This month, two state legislators in Tennessee announced plans to introduce legislation to legalize medical cannabis. Sen. Janice Bowling (R-Tullahoma) and Rep. Ron Travis (R-Dayton) are working on a “Tennessee-specific” bill that tailors elements of other programs to the needs of their state. If Tennessee legalizes, it will join 33 other states.

Under the proposed law, patients could obtain medical cards under a regulated program that would focus on generating new locally-owned businesses that include cultivators, processing and testing facilities, and dispensaries. Local governments would have the option to maintain a ban on cannabis businesses, however. In addition to creating new businesses, the legislation is aimed at curbing the state’s opioid epidemic.

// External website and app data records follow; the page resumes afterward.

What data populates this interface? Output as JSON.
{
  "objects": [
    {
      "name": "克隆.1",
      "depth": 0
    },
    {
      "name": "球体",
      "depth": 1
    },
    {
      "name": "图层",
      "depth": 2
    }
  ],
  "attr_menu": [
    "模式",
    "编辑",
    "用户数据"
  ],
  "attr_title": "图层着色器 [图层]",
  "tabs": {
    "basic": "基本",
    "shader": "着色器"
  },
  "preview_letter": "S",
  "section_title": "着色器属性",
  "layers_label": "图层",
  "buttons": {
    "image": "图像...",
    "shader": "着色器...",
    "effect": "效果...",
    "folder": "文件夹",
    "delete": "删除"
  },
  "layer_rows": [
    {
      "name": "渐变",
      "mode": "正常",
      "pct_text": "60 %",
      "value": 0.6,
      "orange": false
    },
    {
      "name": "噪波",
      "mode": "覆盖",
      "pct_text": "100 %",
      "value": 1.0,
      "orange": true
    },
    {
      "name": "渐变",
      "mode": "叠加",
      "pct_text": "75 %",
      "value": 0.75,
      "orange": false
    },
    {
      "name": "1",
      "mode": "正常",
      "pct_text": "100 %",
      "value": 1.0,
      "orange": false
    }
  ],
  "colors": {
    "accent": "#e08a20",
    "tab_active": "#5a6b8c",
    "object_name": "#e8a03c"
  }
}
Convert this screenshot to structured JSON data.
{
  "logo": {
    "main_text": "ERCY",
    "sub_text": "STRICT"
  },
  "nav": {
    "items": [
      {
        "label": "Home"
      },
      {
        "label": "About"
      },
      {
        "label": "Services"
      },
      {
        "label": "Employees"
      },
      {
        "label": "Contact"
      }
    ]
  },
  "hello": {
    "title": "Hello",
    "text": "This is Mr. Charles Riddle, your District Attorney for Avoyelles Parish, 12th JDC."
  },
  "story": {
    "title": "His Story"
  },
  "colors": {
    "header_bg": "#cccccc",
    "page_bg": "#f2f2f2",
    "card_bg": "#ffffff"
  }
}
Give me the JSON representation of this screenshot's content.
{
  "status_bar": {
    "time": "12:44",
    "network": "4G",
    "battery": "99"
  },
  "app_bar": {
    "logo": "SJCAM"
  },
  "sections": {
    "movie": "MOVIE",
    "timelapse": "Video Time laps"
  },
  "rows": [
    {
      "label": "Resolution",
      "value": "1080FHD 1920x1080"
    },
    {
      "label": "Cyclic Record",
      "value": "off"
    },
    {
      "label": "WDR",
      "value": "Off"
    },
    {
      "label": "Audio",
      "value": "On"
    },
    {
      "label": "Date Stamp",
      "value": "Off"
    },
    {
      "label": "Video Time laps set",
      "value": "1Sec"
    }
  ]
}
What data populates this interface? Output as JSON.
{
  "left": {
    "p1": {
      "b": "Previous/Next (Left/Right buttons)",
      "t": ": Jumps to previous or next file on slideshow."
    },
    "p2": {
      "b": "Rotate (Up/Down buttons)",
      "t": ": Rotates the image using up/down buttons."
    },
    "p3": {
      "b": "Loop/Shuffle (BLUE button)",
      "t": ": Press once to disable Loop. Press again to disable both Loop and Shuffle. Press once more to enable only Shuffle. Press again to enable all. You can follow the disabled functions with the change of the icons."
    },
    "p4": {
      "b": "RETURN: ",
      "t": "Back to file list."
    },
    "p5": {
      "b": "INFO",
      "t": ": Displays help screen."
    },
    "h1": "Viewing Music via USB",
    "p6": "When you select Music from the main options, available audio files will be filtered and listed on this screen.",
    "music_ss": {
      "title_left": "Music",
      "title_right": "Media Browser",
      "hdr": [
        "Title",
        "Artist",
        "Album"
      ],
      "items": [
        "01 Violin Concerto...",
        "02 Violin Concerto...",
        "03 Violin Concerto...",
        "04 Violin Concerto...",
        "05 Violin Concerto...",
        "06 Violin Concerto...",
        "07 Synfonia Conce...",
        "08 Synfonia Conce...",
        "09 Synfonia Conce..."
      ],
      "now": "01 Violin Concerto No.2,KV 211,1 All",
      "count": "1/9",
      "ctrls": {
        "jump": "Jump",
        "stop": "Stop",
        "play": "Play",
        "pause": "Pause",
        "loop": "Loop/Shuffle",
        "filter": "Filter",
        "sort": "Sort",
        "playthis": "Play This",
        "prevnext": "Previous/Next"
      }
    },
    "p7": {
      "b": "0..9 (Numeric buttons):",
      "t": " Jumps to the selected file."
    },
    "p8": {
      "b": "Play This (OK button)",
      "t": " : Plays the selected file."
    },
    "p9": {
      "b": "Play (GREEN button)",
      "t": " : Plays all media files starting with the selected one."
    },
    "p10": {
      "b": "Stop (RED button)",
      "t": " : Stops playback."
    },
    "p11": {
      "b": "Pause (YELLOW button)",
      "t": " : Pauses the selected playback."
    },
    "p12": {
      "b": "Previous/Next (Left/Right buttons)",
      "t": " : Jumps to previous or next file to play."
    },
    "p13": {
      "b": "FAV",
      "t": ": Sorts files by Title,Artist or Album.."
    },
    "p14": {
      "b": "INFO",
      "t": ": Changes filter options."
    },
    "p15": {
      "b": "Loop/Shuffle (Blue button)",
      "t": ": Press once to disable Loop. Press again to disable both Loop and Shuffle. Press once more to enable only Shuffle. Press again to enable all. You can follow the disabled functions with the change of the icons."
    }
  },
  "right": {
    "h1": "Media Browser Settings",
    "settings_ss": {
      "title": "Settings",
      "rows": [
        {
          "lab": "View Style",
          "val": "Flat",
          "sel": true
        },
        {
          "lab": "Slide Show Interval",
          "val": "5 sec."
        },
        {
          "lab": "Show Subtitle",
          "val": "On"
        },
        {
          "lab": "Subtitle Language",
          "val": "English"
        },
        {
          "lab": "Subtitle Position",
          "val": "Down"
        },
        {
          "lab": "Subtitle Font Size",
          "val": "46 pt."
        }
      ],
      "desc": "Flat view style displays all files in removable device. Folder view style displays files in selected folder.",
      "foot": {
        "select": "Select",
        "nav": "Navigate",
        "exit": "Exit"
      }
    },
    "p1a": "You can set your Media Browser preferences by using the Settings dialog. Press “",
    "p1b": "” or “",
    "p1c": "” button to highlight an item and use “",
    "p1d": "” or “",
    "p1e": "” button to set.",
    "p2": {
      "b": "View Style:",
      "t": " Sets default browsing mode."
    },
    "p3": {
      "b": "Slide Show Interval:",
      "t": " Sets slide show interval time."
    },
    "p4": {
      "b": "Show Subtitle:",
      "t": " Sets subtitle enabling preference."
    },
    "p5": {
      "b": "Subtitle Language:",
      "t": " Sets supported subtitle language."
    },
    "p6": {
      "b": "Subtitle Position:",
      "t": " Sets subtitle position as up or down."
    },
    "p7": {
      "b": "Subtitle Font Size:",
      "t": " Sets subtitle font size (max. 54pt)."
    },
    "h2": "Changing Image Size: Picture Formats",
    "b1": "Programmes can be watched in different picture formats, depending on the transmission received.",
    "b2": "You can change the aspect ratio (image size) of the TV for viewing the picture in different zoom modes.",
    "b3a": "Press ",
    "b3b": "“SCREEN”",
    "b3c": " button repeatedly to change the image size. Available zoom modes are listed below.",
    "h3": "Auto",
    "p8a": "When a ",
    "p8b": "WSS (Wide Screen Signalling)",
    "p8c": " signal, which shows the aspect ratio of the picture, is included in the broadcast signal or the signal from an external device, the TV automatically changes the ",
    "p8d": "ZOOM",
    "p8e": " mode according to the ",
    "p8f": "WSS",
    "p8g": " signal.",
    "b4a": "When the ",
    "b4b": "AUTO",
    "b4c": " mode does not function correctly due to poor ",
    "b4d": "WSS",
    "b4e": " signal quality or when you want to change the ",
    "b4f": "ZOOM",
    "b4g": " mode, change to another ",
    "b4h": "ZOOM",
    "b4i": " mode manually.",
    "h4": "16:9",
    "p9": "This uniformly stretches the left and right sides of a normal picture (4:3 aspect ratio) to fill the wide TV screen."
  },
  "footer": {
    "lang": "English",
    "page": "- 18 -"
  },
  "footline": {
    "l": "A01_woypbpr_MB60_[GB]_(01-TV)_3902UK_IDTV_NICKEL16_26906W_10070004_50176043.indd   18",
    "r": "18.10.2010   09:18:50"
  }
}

“I have been in the fight against opioids and pill mills,” said Bowling in a prepared statement. “Opioids have become a tragedy for Tennesseans. Our constituents can use a natural and effective option for pain relief that is not controlled or pushed by Big Pharma. When I see medical studies showing that states with medical cannabis programs had an average 23 percent drop in opioid prescription use and overdoses, I see a real option we can use.” The Tennessee Department of Health claims that opioids killed 1,776 Tennesseans in 2017—more than vehicle accidents.

The Tennessee Medical Cannabis Trade Association (TMCTA) also argues in favor of medical legalization as a means to help alleviate the opioid epidemic. It links to an article in Scientific American titled: “Where Marijuana Is Legal, Opioid Prescriptions Fall: Two new studies support this correlation.” The article summarizes: “Two papers published…in JAMA Internal Medicine analyzing more than five years of Medicare Part D and Medicaid prescription data found that after states legalized weed, the number of opioid prescriptions and the daily dose of opioids went way down.” In more exact terms, “Prescriptions for opioids fell by 3.74 million daily doses per year…when medical cannabis dispensaries opened” and “by 1.79 million daily doses per year” in states that “only offered allowances for home cultivation.” In short, medical dispensaries were roughly twice as successful at helping people off opioids than home cultivation alone. According to W. David Bradford, an author of one of the studies, “In this time when we are so concerned—rightly so—about opiate misuse and abuse and the mortality that’s occurring, we need to be clear-eyed and use evidence to drive our policies.”

The new bill has the support of Democrats in the legislature as well, and after the 2018 election, many new members have joined, which may mean that this year, a medical legalization bill will find its way out of committee and reach a vote. The TMCTA has evidence from four polls that a strong majority of voters in the state approve of medical legalization. For example, one poll conducted by Vanderbilt University showed that almost 80% of voters supported allowing patients to have medical cannabis as an option.

The Governor

During a campaign debate in 2018, Gov. Bill Lee, a Republican, was unconvinced that medical cannabis or CBD should be legal in the state. WKRN reports that he said: “For me, the data is not substantive enough to show medical marijuana is the right approach right now.” If presented with the right evidence, however, he said: “I would consider signing” a medical legalization bill. Unlike his Democratic opponents, who generally favored legalization, Lee suggested legal CBD as an alternative to cannabis.

Law enforcement officers in the state have expressed mixed views toward legalization, with some expressing dismay that a small possession arrest can deprive a person of opportunities in employment and housing.

As the medical legalization bill moves forward, a coalition to oppose legalization may appear, as happened in South Carolina. For now, however, medical legalization has bipartisan support in the legislature, and the governor, while not enthusiastic about legalization, has not ruled it out either.

What do you think? Will one or more red states legalize medical cannabis in 2019? Leave a comment below.

state marijuana laws